Your objective - Would you copy out each line of the records below that includes the word "Yield"?

Raw data -
========

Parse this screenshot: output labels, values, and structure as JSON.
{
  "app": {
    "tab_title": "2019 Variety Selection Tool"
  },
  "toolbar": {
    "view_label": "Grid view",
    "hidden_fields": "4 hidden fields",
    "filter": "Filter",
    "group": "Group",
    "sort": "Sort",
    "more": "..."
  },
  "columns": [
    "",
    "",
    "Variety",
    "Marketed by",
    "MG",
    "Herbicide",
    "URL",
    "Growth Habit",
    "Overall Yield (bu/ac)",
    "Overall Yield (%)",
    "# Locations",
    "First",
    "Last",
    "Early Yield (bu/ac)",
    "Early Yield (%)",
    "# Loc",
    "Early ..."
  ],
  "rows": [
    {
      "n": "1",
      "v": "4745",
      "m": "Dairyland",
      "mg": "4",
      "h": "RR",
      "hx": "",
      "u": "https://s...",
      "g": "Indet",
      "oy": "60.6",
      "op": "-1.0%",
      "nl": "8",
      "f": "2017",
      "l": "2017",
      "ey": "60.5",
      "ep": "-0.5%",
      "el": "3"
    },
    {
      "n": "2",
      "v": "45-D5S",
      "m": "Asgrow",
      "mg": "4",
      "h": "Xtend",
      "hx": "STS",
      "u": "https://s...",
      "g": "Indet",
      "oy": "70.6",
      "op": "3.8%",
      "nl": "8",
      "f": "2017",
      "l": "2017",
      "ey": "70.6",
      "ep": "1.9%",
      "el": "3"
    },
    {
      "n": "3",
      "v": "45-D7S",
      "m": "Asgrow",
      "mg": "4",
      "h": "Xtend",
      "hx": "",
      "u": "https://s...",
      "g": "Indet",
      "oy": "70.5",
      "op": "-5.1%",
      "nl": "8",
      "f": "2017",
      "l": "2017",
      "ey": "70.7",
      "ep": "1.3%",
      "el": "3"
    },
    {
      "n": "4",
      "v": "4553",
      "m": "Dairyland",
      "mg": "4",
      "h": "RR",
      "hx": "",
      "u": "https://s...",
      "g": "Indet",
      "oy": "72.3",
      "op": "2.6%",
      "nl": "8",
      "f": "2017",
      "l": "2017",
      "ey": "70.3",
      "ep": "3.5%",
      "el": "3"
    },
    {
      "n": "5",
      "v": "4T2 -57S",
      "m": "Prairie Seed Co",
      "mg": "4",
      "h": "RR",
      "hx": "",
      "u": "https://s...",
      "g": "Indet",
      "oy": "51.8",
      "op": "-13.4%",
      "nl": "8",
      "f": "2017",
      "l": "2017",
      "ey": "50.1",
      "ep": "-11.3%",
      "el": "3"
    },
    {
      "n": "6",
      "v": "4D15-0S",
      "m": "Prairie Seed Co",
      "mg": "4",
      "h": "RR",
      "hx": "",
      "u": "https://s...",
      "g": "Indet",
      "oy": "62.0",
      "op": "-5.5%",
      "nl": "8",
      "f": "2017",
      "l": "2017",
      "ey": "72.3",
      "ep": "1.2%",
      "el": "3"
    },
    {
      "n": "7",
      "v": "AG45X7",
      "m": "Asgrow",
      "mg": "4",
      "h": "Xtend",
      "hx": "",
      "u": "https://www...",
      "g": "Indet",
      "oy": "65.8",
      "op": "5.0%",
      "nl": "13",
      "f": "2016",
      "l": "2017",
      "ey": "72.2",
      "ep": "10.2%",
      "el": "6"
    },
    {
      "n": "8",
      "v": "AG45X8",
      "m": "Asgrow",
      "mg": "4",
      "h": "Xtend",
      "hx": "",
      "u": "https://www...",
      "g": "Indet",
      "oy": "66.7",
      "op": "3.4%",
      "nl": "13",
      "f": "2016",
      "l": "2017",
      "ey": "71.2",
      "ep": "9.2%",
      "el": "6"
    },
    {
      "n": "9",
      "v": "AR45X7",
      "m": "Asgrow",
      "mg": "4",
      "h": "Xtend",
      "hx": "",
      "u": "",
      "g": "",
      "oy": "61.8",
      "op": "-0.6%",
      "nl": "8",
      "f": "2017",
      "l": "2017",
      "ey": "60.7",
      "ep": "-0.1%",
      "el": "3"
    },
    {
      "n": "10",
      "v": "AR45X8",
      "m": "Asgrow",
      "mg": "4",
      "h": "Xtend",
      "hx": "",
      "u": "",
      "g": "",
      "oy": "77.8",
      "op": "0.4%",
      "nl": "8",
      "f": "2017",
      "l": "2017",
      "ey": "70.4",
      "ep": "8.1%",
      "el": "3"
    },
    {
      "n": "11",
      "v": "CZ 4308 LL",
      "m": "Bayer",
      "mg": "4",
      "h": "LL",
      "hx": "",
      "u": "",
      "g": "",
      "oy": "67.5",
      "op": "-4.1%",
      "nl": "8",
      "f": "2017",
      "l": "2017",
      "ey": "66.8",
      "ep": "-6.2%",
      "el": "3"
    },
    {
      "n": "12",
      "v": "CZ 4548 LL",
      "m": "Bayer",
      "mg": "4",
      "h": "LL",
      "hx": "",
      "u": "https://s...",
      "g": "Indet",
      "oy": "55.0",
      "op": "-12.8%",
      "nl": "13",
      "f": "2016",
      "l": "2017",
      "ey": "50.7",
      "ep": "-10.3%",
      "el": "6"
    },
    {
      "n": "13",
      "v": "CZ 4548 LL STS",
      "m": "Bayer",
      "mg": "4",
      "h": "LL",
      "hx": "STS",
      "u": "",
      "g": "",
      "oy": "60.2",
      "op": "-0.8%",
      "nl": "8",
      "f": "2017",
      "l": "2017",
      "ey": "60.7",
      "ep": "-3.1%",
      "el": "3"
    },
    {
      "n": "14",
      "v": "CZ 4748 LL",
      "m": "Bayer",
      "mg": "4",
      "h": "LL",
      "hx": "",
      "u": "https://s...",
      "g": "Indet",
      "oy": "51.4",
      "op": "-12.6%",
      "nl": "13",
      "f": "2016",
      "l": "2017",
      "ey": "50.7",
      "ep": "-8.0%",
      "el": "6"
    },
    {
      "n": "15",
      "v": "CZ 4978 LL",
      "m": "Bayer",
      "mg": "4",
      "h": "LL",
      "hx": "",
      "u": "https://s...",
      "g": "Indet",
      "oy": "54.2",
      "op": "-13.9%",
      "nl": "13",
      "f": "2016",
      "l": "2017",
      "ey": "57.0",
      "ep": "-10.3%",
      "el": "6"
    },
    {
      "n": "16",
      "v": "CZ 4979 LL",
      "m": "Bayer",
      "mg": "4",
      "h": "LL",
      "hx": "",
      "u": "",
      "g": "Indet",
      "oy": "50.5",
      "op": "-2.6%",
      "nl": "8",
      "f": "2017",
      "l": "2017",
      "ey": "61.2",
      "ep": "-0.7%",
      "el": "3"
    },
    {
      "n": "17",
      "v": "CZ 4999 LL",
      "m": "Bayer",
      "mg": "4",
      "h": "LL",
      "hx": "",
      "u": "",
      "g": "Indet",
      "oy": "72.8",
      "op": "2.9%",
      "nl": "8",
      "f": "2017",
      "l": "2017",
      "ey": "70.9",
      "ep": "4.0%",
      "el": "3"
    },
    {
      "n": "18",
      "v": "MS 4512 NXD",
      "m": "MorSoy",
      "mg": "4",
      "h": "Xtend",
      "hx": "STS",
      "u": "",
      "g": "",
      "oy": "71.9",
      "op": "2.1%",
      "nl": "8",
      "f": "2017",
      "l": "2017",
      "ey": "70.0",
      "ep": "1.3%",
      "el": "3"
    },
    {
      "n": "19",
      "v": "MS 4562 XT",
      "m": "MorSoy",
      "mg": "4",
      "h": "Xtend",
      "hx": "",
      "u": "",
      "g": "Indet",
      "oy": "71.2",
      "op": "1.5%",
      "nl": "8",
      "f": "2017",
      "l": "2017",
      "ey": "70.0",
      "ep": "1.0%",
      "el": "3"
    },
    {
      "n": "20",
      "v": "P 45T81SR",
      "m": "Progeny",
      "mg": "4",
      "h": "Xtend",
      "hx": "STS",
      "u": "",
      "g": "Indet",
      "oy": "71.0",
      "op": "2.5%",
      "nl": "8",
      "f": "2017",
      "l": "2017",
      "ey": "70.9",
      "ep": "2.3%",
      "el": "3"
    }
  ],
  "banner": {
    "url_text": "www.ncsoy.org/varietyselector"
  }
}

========

Solution to the problem -
    "Overall Yield (bu/ac)",
    "Overall Yield (%)",
    "Early Yield (bu/ac)",
    "Early Yield (%)",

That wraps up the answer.